  • LINK E. OLSON, University of Alaska Museum, University of Alaska Fairbanks, Fairbanks, AK
  • ASPEN T. REESE, Department of Ecology and Evolutionary Biology, Yale University, New Haven, CT
  • NATALIE C. MORNINGSTAR, Department of Anthropology, Yale University, New Haven, CT
  • TIFFANY N. BELL, Department of Ecology and Evolutionary Biology, Yale University, New Haven, CT
Northern Treeshrew
Inverted xray of the fore foot of a treeshrew, showing variables used in the studies of the hand.

Publications

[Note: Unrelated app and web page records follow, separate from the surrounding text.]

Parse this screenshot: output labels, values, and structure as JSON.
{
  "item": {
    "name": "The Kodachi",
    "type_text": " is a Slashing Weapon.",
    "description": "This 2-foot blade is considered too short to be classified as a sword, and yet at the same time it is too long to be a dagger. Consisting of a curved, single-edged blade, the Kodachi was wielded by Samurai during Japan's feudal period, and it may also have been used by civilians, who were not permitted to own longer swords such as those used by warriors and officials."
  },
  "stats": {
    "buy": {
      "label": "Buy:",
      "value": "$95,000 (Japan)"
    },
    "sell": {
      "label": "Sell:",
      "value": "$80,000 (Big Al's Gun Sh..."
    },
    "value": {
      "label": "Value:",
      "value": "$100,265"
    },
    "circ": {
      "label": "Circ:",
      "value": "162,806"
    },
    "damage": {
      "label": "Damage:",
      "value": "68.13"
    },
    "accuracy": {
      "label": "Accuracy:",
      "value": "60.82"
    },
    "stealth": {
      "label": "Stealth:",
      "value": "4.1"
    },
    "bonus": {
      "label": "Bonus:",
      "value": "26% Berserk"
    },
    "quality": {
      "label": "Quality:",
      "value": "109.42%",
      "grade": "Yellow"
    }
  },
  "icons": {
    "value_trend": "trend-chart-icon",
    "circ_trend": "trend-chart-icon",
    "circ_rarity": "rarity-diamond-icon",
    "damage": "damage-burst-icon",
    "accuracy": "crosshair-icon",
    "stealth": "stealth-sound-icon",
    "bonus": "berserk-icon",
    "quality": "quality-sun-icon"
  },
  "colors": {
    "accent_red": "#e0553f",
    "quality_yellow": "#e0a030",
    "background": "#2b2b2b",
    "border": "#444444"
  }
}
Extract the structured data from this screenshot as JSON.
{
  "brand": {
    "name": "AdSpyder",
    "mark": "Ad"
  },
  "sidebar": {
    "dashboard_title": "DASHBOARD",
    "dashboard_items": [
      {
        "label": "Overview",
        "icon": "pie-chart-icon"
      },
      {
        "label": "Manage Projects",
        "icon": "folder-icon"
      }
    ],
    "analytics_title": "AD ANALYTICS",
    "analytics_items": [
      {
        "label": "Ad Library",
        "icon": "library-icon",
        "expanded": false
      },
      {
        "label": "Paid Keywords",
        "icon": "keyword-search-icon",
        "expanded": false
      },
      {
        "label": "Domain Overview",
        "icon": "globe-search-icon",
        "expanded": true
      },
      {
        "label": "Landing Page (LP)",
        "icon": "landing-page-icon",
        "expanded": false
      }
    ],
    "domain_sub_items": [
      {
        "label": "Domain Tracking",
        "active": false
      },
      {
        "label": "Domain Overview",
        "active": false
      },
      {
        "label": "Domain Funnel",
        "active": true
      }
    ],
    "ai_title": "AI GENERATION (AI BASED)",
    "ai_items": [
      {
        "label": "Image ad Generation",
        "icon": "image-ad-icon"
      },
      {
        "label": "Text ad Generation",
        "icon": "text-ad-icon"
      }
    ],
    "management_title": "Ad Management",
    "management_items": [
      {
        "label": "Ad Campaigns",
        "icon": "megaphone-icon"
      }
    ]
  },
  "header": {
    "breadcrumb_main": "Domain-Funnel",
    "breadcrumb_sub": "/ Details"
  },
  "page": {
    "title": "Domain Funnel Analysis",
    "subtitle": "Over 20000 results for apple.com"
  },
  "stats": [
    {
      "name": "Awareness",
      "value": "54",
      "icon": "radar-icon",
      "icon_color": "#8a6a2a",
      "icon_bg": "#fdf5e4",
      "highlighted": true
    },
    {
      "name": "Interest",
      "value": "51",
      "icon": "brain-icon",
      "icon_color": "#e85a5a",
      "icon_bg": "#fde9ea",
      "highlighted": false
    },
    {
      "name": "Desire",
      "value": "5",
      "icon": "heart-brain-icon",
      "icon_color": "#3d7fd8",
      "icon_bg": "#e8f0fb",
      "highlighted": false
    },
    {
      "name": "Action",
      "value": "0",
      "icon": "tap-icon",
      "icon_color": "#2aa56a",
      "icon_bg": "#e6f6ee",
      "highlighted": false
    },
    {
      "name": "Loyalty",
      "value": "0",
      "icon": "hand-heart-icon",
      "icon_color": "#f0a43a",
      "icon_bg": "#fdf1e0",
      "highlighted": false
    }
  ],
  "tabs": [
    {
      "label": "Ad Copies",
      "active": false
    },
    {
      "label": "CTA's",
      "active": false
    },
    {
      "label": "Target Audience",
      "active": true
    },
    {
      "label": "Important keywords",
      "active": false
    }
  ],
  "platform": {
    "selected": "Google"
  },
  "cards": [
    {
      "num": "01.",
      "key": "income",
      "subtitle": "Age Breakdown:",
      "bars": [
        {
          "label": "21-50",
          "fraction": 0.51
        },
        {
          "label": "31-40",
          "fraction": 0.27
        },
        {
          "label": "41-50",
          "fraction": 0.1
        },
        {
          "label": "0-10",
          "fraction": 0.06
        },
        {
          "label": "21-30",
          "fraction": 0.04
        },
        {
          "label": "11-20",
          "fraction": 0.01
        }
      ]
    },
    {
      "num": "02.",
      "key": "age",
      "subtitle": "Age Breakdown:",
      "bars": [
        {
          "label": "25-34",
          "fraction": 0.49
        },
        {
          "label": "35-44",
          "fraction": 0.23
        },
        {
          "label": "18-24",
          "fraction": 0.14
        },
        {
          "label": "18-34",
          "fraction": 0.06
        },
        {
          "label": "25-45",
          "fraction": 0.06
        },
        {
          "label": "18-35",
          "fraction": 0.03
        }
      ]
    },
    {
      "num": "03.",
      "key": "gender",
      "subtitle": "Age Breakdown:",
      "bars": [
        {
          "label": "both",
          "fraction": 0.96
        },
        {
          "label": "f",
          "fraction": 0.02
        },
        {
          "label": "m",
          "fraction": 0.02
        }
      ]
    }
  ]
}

Sargis, Eric J., Woodman, Neal, Morningstar, Natalie C., Bell, Tiffany N. and Olson, Link E. 2017. Skeletal variation and taxonomic boundaries among mainland and island populations of the common treeshrew (Mammalia: Scandentia: Tupaiidae). Biological Journal of the Linnean Society, 120(2): 286-312. doi:10.1111/bij.12876

Sargis, Eric J., Woodman, Neal, Morningstar, Natalie C., Reese, Aspen T. and Olson, Link E. 2014. Island history affects faunal composition: the treeshrews (Mammalia: Scandentia: Tupaiidae) from the Mentawai and Batu Islands, Indonesia. Biological Journal of the Linnean Society, 111(2): 290-304. doi:10.1111/bij.12195

Sargis, Eric J., Woodman, Neal, Morningstar, Natalie C., Reese, Aspen T. and Olson, Link E. 2013. Morphological distinctiveness of Javan Tupaia hypochrysa (Scandentia, Tupaiidae). Journal of Mammalogy, 94(4): 938-947. doi:10.1644/13-MAMM-A-042.1

Sargis, Eric J., Woodman, Neal, Reese, Aspen T. and Olson, Link E. 2013. Using hand proportions to test taxonomic boundaries within the Tupaia glis species complex (Scandentia, Tupaiidae). Journal of Mammalogy, 94(1): 183-201. doi:10.1644/11-MAMM-A-343.1